But then an untimely crash for Landa at 25 kilometres from the line, unintentionally caused by Warren Barguil (Arkea-Samsic) whilst in the front group, suddenly saw Landa spinning out of the back and into a group of spectators. After remounting he finally latched onto a third group with former race leader Giulio Ciccone (Trek-Segafredo).
"It was a ‘shock'," Landa said in a statement released by his team. "At one moment I was on my bike, and at the very next one I was on the ground surrounded by spectators. Fortunately, I have no injuries. I was able to continue in one piece, and my teammates really helped me a lot in a difficult situation. It's 'just' a time loss – and the goal we came here for further away."
Whilst much of the local media attention centred on Thibaut Pinot's 100 seconds time loss, Landa's little group of defeated riders crossed the line even further back than the Frenchman, at 2:09 on the race leaders. As such, the Basque's Tour is by no means lost, but he has now plunged to 21st overall, 4:15 back on Alaphilippe and more than three down on Geraint Thomas (Team Ineos).
Movistar management said they believed the crash was caused indirectly by a chance touch of wheels between two riders, one of which sports director Jose Luis Arrieta initially – and incorrectly – identified as Romain Bardet (AG2R La Mondial), but which Warren Barguil (Arkea-Samsic) later admitted had been him. In struggling to regain balance after he touched wheels with race leader Julian Alaphilippe (Deceunink-QuickStep), Barguil accidentally swayed into Landa, who fell.
"I am sorry about Mikel Landa's fall," Barguil said in his Twitter feed. "I went off balance after I touched wheels with Julian, I touch Mikel who was coming up on my left hand side.

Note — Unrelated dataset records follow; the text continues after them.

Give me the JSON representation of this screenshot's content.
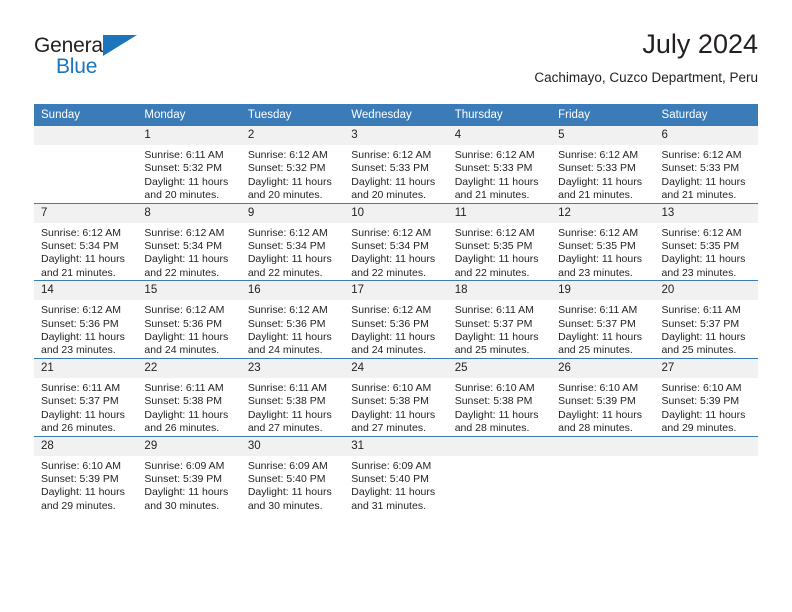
{
  "brand": {
    "name_part1": "General",
    "name_part2": "Blue",
    "accent_color": "#1c75bc"
  },
  "header": {
    "month_title": "July 2024",
    "location": "Cachimayo, Cuzco Department, Peru"
  },
  "theme": {
    "header_row_color": "#3b7cb8",
    "daynum_bg": "#f1f1f1",
    "text_color": "#231f20"
  },
  "calendar": {
    "weekday_headers": [
      "Sunday",
      "Monday",
      "Tuesday",
      "Wednesday",
      "Thursday",
      "Friday",
      "Saturday"
    ],
    "weeks": [
      [
        {
          "day": "",
          "empty": true,
          "sunrise": "",
          "sunset": "",
          "daylight_line1": "",
          "daylight_line2": ""
        },
        {
          "day": "1",
          "sunrise": "Sunrise: 6:11 AM",
          "sunset": "Sunset: 5:32 PM",
          "daylight_line1": "Daylight: 11 hours",
          "daylight_line2": "and 20 minutes."
        },
        {
          "day": "2",
          "sunrise": "Sunrise: 6:12 AM",
          "sunset": "Sunset: 5:32 PM",
          "daylight_line1": "Daylight: 11 hours",
          "daylight_line2": "and 20 minutes."
        },
        {
          "day": "3",
          "sunrise": "Sunrise: 6:12 AM",
          "sunset": "Sunset: 5:33 PM",
          "daylight_line1": "Daylight: 11 hours",
          "daylight_line2": "and 20 minutes."
        },
        {
          "day": "4",
          "sunrise": "Sunrise: 6:12 AM",
          "sunset": "Sunset: 5:33 PM",
          "daylight_line1": "Daylight: 11 hours",
          "daylight_line2": "and 21 minutes."
        },
        {
          "day": "5",
          "sunrise": "Sunrise: 6:12 AM",
          "sunset": "Sunset: 5:33 PM",
          "daylight_line1": "Daylight: 11 hours",
          "daylight_line2": "and 21 minutes."
        },
        {
          "day": "6",
          "sunrise": "Sunrise: 6:12 AM",
          "sunset": "Sunset: 5:33 PM",
          "daylight_line1": "Daylight: 11 hours",
          "daylight_line2": "and 21 minutes."
        }
      ],
      [
        {
          "day": "7",
          "sunrise": "Sunrise: 6:12 AM",
          "sunset": "Sunset: 5:34 PM",
          "daylight_line1": "Daylight: 11 hours",
          "daylight_line2": "and 21 minutes."
        },
        {
          "day": "8",
          "sunrise": "Sunrise: 6:12 AM",
          "sunset": "Sunset: 5:34 PM",
          "daylight_line1": "Daylight: 11 hours",
          "daylight_line2": "and 22 minutes."
        },
        {
          "day": "9",
          "sunrise": "Sunrise: 6:12 AM",
          "sunset": "Sunset: 5:34 PM",
          "daylight_line1": "Daylight: 11 hours",
          "daylight_line2": "and 22 minutes."
        },
        {
          "day": "10",
          "sunrise": "Sunrise: 6:12 AM",
          "sunset": "Sunset: 5:34 PM",
          "daylight_line1": "Daylight: 11 hours",
          "daylight_line2": "and 22 minutes."
        },
        {
          "day": "11",
          "sunrise": "Sunrise: 6:12 AM",
          "sunset": "Sunset: 5:35 PM",
          "daylight_line1": "Daylight: 11 hours",
          "daylight_line2": "and 22 minutes."
        },
        {
          "day": "12",
          "sunrise": "Sunrise: 6:12 AM",
          "sunset": "Sunset: 5:35 PM",
          "daylight_line1": "Daylight: 11 hours",
          "daylight_line2": "and 23 minutes."
        },
        {
          "day": "13",
          "sunrise": "Sunrise: 6:12 AM",
          "sunset": "Sunset: 5:35 PM",
          "daylight_line1": "Daylight: 11 hours",
          "daylight_line2": "and 23 minutes."
        }
      ],
      [
        {
          "day": "14",
          "sunrise": "Sunrise: 6:12 AM",
          "sunset": "Sunset: 5:36 PM",
          "daylight_line1": "Daylight: 11 hours",
          "daylight_line2": "and 23 minutes."
        },
        {
          "day": "15",
          "sunrise": "Sunrise: 6:12 AM",
          "sunset": "Sunset: 5:36 PM",
          "daylight_line1": "Daylight: 11 hours",
          "daylight_line2": "and 24 minutes."
        },
        {
          "day": "16",
          "sunrise": "Sunrise: 6:12 AM",
          "sunset": "Sunset: 5:36 PM",
          "daylight_line1": "Daylight: 11 hours",
          "daylight_line2": "and 24 minutes."
        },
        {
          "day": "17",
          "sunrise": "Sunrise: 6:12 AM",
          "sunset": "Sunset: 5:36 PM",
          "daylight_line1": "Daylight: 11 hours",
          "daylight_line2": "and 24 minutes."
        },
        {
          "day": "18",
          "sunrise": "Sunrise: 6:11 AM",
          "sunset": "Sunset: 5:37 PM",
          "daylight_line1": "Daylight: 11 hours",
          "daylight_line2": "and 25 minutes."
        },
        {
          "day": "19",
          "sunrise": "Sunrise: 6:11 AM",
          "sunset": "Sunset: 5:37 PM",
          "daylight_line1": "Daylight: 11 hours",
          "daylight_line2": "and 25 minutes."
        },
        {
          "day": "20",
          "sunrise": "Sunrise: 6:11 AM",
          "sunset": "Sunset: 5:37 PM",
          "daylight_line1": "Daylight: 11 hours",
          "daylight_line2": "and 25 minutes."
        }
      ],
      [
        {
          "day": "21",
          "sunrise": "Sunrise: 6:11 AM",
          "sunset": "Sunset: 5:37 PM",
          "daylight_line1": "Daylight: 11 hours",
          "daylight_line2": "and 26 minutes."
        },
        {
          "day": "22",
          "sunrise": "Sunrise: 6:11 AM",
          "sunset": "Sunset: 5:38 PM",
          "daylight_line1": "Daylight: 11 hours",
          "daylight_line2": "and 26 minutes."
        },
        {
          "day": "23",
          "sunrise": "Sunrise: 6:11 AM",
          "sunset": "Sunset: 5:38 PM",
          "daylight_line1": "Daylight: 11 hours",
          "daylight_line2": "and 27 minutes."
        },
        {
          "day": "24",
          "sunrise": "Sunrise: 6:10 AM",
          "sunset": "Sunset: 5:38 PM",
          "daylight_line1": "Daylight: 11 hours",
          "daylight_line2": "and 27 minutes."
        },
        {
          "day": "25",
          "sunrise": "Sunrise: 6:10 AM",
          "sunset": "Sunset: 5:38 PM",
          "daylight_line1": "Daylight: 11 hours",
          "daylight_line2": "and 28 minutes."
        },
        {
          "day": "26",
          "sunrise": "Sunrise: 6:10 AM",
          "sunset": "Sunset: 5:39 PM",
          "daylight_line1": "Daylight: 11 hours",
          "daylight_line2": "and 28 minutes."
        },
        {
          "day": "27",
          "sunrise": "Sunrise: 6:10 AM",
          "sunset": "Sunset: 5:39 PM",
          "daylight_line1": "Daylight: 11 hours",
          "daylight_line2": "and 29 minutes."
        }
      ],
      [
        {
          "day": "28",
          "sunrise": "Sunrise: 6:10 AM",
          "sunset": "Sunset: 5:39 PM",
          "daylight_line1": "Daylight: 11 hours",
          "daylight_line2": "and 29 minutes."
        },
        {
          "day": "29",
          "sunrise": "Sunrise: 6:09 AM",
          "sunset": "Sunset: 5:39 PM",
          "daylight_line1": "Daylight: 11 hours",
          "daylight_line2": "and 30 minutes."
        },
        {
          "day": "30",
          "sunrise": "Sunrise: 6:09 AM",
          "sunset": "Sunset: 5:40 PM",
          "daylight_line1": "Daylight: 11 hours",
          "daylight_line2": "and 30 minutes."
        },
        {
          "day": "31",
          "sunrise": "Sunrise: 6:09 AM",
          "sunset": "Sunset: 5:40 PM",
          "daylight_line1": "Daylight: 11 hours",
          "daylight_line2": "and 31 minutes."
        },
        {
          "day": "",
          "empty": true,
          "sunrise": "",
          "sunset": "",
          "daylight_line1": "",
          "daylight_line2": ""
        },
        {
          "day": "",
          "empty": true,
          "sunrise": "",
          "sunset": "",
          "daylight_line1": "",
          "daylight_line2": ""
        },
        {
          "day": "",
          "empty": true,
          "sunrise": "",
          "sunset": "",
          "daylight_line1": "",
          "daylight_line2": ""
        }
      ]
    ]
  }
}
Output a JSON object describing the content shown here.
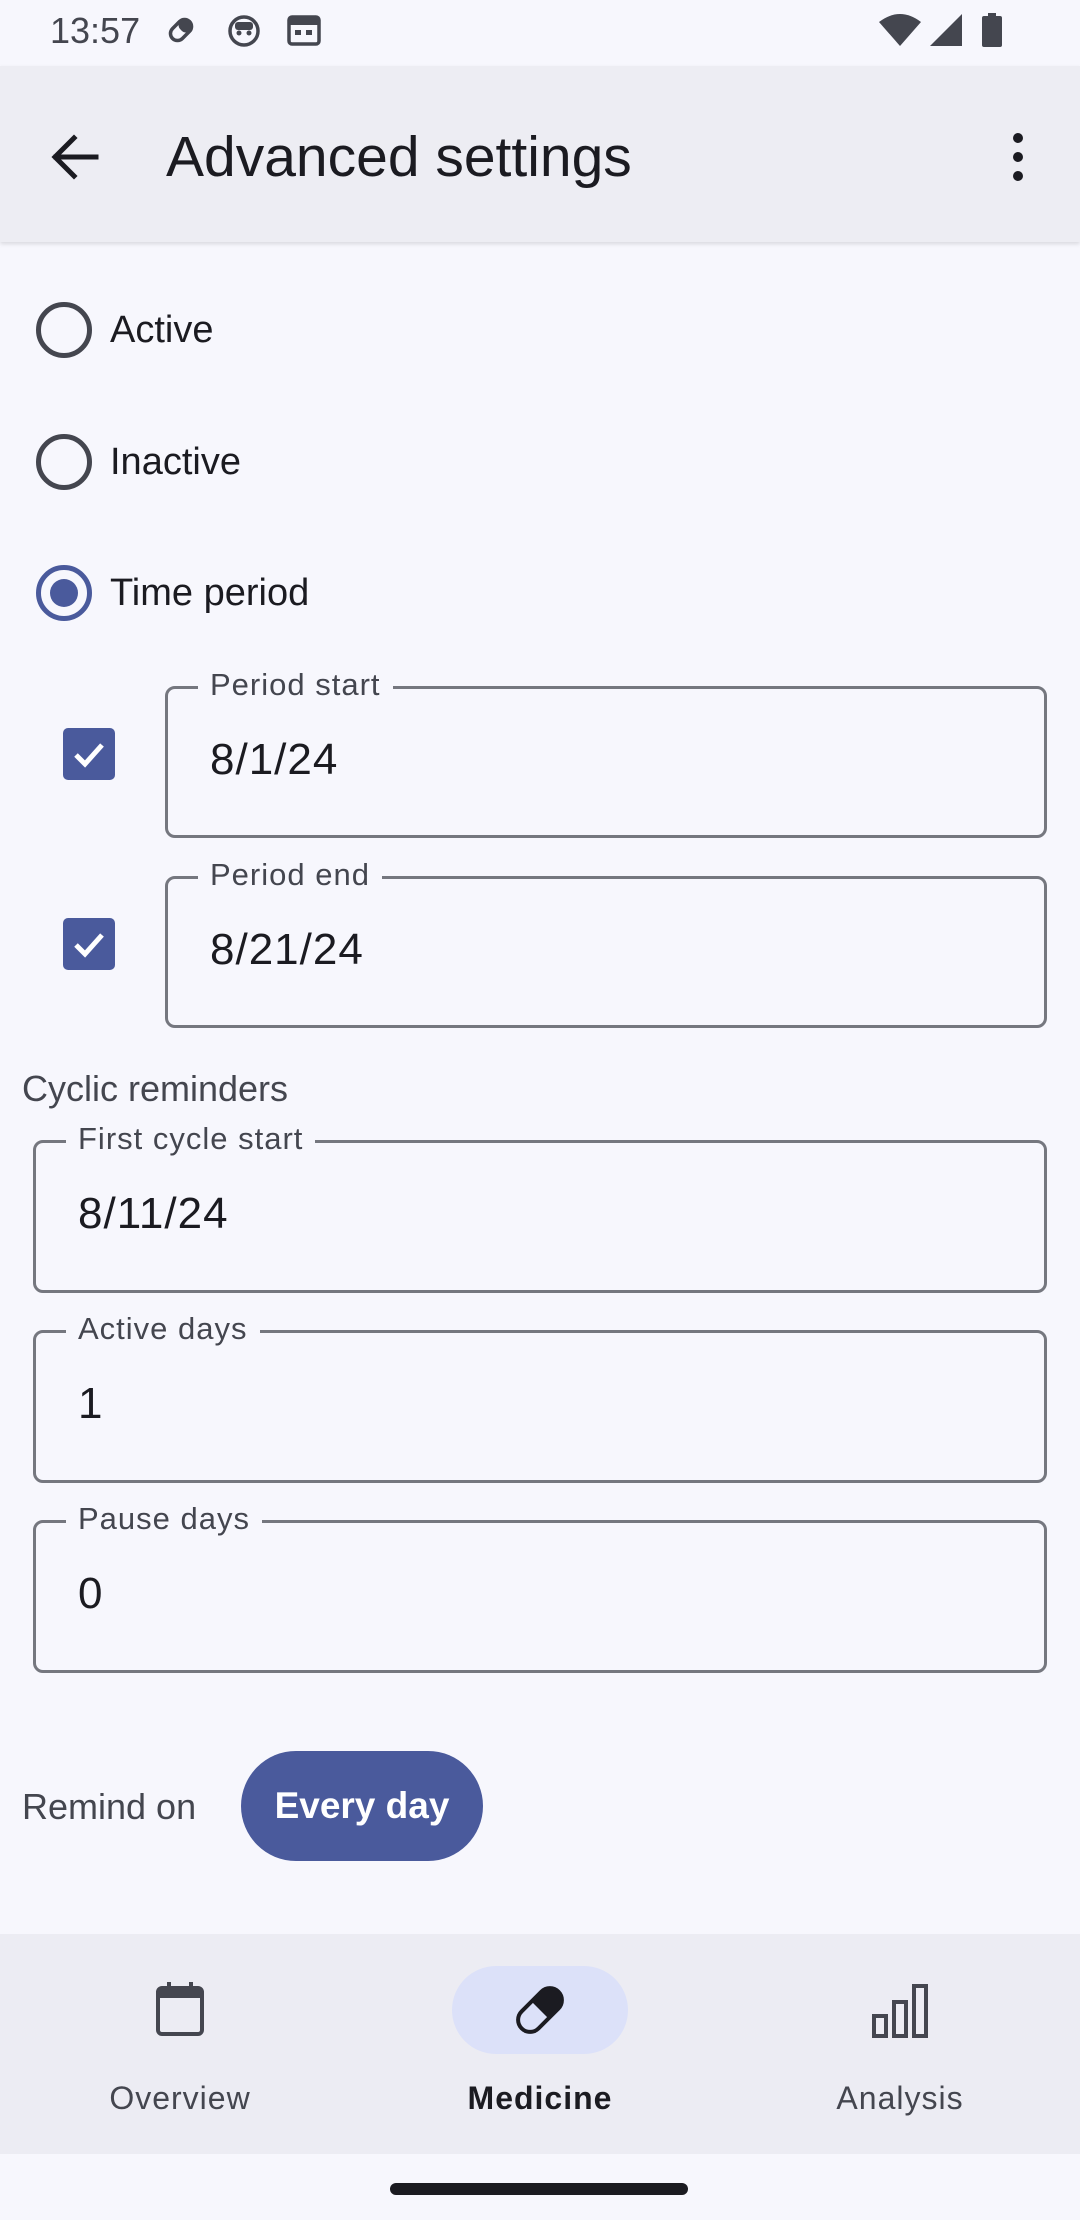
{
  "status_bar": {
    "time": "13:57",
    "left_icons": [
      "pill-icon",
      "face-icon",
      "calendar-icon"
    ],
    "right_icons": [
      "wifi-icon",
      "signal-icon",
      "battery-icon"
    ]
  },
  "app_bar": {
    "back_icon": "arrow-back-icon",
    "title": "Advanced settings",
    "menu_icon": "more-vert-icon"
  },
  "status_options": [
    {
      "label": "Active",
      "selected": false
    },
    {
      "label": "Inactive",
      "selected": false
    },
    {
      "label": "Time period",
      "selected": true
    }
  ],
  "period": {
    "start": {
      "label": "Period start",
      "value": "8/1/24",
      "enabled": true
    },
    "end": {
      "label": "Period end",
      "value": "8/21/24",
      "enabled": true
    }
  },
  "cyclic": {
    "section_label": "Cyclic reminders",
    "first_cycle_start": {
      "label": "First cycle start",
      "value": "8/11/24"
    },
    "active_days": {
      "label": "Active days",
      "value": "1"
    },
    "pause_days": {
      "label": "Pause days",
      "value": "0"
    }
  },
  "remind": {
    "label": "Remind on",
    "chip": "Every day"
  },
  "bottom_nav": {
    "items": [
      {
        "label": "Overview",
        "icon": "calendar-icon",
        "active": false
      },
      {
        "label": "Medicine",
        "icon": "pill-icon",
        "active": true
      },
      {
        "label": "Analysis",
        "icon": "bar-chart-icon",
        "active": false
      }
    ]
  },
  "colors": {
    "accent": "#4a5a9c",
    "background": "#f7f7fd",
    "app_bar": "#ededf3",
    "nav_active_indicator": "#dce1f9"
  }
}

It was very fast, it wasn't voluntary. I was lucky enough not to crash, but that wasn't the case for Mikel. I hope he's all right."
Arrieta pointed out that logically Landa, who was uninjured, but who lost his position in the front group, had had the feeling that his crash had been caused because he had been pushed, but that "the push was a result of a previous incident." He said that Movistar had no intention of taking any action over the fall.
Landa's bad luck in the Grand Tours continues apace, after his difficult Giro this May and his crashes in the Tour last year. Not only did Landa endure a rough time last July, another bad fall in San Sebastian then left him out of the Vuelta in September.
This year in the Giro, Landa had a very uneven start, with another crash and some poor form in the first week. But as Landa steadily improved, his GC options were put partially on hold given Movistar already had Richard Carapaz in the Giro d'Italia lead. Finally, he finished fourth overall in Verona, one spot off the podium of a Grand Tour for a second time in his career.
"One of these days things will turn around for him, and it will all work in his favour, I hope," Arrieta said of Landa's bad luck.
Movistar went from what looked like a good day to one where the proverbial glass was only half full. On the downside, Landa lost six places overall, slumping to 21st, but Quintana, at least, moved up six places and is now eighth on GC.
"These are difficult stages, sometimes you get lucky and sometimes not. Fortunately, luck was on my side today," Quintana said. "It was very tense out there, the route and the circumstances of the day's stage led to [the echelons] happening. The team was exactly where it needed to be, but then Mikel had his problem.
"It was a good day for me personally, but I regret what happened to Mikel with that crash."